The question that arises is why the brothers "had lied" and fabricated the words of their father's will. Should they not have accepted the punishment they deserved if they thought they had done wrong, instead of lying? Is it right to change the truth for the sake of peace? It is written in Genesis Raba: "Rabbi Shimon Ben Gamliel says: Great is peace, that even the tribes spoke fabricated words to achieve peace between Joseph and themselves, as it is written, "So they sent this message to Joseph saying: Your father left this instruction etc. where did he instruct? We did not find that he instructed." The value of peace, the value of life (the brothers feared that Joseph might kill them as punishment for their actions), is a value bigger than the truth; therefore the sages saw the action of the tribes as permissible.
The public is invited to welcome the Shabbat at 18:00 in our Synagogue, Rabin Street 47 and hear more about this Portion.

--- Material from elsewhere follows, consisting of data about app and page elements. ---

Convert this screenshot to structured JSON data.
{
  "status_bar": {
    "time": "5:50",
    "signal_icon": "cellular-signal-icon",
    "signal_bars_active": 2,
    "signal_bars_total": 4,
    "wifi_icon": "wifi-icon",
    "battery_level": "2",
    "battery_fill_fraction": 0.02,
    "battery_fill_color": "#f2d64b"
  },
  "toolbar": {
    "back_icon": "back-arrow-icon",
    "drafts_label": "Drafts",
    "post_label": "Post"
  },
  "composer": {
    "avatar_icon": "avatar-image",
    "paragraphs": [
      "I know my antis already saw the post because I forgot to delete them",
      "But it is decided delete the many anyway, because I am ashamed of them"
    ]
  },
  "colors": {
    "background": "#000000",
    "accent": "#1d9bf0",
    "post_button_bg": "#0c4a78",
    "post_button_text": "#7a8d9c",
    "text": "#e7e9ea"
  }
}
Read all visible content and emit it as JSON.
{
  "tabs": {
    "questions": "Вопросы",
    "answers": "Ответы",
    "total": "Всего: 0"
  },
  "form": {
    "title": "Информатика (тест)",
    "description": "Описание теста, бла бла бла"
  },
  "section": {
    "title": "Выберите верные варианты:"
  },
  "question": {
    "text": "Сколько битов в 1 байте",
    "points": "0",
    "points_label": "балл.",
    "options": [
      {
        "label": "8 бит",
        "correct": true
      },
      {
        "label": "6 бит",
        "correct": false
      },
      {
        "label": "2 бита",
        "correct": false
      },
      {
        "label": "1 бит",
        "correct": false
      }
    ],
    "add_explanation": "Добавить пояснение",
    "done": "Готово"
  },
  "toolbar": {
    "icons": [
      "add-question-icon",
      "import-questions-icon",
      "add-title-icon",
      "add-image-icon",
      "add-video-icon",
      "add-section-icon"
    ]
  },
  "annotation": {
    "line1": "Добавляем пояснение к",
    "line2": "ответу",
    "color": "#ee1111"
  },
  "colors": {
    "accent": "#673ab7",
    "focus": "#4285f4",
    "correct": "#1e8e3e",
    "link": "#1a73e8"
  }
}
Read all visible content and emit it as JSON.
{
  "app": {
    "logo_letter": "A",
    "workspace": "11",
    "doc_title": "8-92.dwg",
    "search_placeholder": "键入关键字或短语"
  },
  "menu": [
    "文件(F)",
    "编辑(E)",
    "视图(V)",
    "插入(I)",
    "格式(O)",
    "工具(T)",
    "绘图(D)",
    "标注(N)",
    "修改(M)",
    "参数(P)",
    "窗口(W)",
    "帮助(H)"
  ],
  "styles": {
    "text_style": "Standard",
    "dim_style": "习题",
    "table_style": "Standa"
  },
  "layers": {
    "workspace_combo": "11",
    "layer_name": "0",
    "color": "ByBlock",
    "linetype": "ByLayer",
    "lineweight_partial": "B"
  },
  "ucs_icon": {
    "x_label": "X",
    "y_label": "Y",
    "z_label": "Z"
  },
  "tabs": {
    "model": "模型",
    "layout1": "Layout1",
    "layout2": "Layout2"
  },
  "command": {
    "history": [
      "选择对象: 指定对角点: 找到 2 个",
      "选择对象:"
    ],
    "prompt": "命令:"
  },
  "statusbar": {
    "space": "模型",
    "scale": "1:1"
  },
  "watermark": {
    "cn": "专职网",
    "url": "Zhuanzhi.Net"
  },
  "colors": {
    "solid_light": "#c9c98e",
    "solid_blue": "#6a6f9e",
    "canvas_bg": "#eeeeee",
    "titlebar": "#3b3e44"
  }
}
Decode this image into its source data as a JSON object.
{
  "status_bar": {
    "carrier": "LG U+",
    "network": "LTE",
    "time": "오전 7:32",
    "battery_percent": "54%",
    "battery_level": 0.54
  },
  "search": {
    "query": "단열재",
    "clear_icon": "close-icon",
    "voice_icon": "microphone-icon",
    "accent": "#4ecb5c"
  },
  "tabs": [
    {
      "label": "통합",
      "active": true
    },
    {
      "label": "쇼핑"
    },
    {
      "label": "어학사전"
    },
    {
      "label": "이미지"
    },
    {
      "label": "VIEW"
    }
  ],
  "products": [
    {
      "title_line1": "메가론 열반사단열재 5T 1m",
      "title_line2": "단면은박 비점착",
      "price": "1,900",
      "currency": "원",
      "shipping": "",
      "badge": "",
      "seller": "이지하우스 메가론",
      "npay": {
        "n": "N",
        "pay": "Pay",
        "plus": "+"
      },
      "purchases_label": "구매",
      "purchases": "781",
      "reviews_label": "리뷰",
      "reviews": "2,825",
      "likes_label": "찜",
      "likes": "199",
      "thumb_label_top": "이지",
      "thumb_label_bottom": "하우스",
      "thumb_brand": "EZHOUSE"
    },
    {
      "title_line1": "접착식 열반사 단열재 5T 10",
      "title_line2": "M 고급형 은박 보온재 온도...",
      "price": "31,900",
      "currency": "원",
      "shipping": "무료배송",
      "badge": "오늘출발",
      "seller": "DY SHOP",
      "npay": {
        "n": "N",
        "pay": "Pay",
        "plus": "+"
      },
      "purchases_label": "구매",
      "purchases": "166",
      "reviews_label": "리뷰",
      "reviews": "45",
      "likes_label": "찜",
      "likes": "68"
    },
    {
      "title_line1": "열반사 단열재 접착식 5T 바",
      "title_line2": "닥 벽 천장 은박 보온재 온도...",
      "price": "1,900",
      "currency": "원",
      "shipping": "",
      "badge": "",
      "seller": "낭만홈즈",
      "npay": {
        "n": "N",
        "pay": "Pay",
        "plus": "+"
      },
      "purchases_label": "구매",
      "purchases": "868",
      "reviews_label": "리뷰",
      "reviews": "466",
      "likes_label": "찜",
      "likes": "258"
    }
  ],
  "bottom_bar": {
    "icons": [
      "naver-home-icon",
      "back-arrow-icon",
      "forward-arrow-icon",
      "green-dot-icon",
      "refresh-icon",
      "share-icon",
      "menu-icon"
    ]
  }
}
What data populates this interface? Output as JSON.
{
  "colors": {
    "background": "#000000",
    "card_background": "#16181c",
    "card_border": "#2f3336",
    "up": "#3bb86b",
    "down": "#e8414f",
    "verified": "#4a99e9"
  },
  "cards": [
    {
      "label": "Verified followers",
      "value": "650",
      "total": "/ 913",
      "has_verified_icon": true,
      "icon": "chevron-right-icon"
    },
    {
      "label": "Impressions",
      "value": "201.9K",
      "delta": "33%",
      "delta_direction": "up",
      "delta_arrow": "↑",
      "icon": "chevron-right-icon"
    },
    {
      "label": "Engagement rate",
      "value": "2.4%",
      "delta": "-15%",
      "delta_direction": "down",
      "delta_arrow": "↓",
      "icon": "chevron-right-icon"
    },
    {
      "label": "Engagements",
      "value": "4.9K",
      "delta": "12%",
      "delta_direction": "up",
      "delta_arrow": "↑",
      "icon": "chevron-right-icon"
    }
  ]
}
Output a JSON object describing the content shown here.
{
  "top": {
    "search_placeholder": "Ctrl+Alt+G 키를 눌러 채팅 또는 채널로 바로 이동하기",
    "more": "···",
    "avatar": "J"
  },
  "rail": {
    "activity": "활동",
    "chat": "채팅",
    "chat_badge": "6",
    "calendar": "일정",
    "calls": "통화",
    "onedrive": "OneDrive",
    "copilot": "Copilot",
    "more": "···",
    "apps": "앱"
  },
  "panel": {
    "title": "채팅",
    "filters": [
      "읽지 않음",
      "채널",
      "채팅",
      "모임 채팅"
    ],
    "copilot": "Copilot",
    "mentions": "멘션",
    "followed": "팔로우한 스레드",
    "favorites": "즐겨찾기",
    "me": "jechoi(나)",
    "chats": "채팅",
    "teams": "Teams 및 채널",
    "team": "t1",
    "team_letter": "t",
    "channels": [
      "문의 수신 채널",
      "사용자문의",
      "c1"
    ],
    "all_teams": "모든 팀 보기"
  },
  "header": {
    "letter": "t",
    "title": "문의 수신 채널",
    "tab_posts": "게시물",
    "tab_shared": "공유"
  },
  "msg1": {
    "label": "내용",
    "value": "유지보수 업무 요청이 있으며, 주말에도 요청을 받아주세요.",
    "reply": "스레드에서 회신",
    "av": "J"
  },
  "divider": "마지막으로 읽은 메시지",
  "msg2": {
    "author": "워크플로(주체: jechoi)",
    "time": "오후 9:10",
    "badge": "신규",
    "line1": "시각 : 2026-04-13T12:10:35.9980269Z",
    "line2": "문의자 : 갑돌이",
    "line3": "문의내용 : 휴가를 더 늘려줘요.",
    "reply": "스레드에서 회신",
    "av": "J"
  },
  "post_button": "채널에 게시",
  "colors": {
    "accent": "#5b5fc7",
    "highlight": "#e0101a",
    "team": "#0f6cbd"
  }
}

Rabbi Corrie Zeidler
By Esti maman
This Portion tells the ongoing adventures of Joseph and his brothers to the "happy end" when the family unites to dwell together in the land of Goshen. The Portion opens with Judah's long and touching speech, by which he pleads before Joseph, (of course, he still doesn't know that this is Joseph, their brother) not to prevent Benjamin from returning with them to their father in Canaan, because of his alleged guilt of stealing Joseph's silver cup. Judah offers himself to remain as slave to Joseph in Egypt, instead of his younger brother Benjamin. Judah's dramatic words reveal all the feelings of pain, guilt and sorrow which he carries in his heart ever since that terrible event, when he and his brothers sold Joseph to the Ishmaelites and stained his gown with blood, to cause their father to believe that Joseph was eaten by a wild animal. Judah, who is now old, father of sons and grandchildren, saw the terrible suffering they caused their father, when they made him believe that his beloved son of his beloved wife is gone, dead in his youth, killed in a cruel way. All the years since then, Judah lived with this terrible lie they told their father and the terrible act they did to their brother and he is tormented by it very much. Indeed, it was Judah at the time who suggested the sale of Joseph to the Ishmaelites, thereby preventing his murder by his brothers, but still, his conscience is bothering him. And so, after many years, when this time his little brother Benjamin is in danger and may not be able to return to their father Jacob, Judah mobilizes all his strengths and is even prepared to sacrifice himself to prevent damage to his brother and their old father.
At the time, jealousy of their brother Joseph caused his brothers to make a shocking mistake. Everybody makes countless mistakes in their life, but the feeling of jealousy is one of the most negative emotions, which may cause such errors. The trick is to know how to recognise mistakes, learn from them, and, most difficult, try to make amends fix them. Judah shows his greatness here, as a courageous man, who recognizes his mistake and is willing to accept the price, in order not to repeat it and hurt his brother and their father again.
In the Torah we find fascinating human stories that teach us about our human nature which has not changed at all since then.
On Friday night at 18:00 we meet at our "Kabbalat Shabbat" service, in our Synagogue, Rabin Street 47 in Kiryat Tivon for singing, prayer, and more on the weekly Torah portion. Everyone is welcome!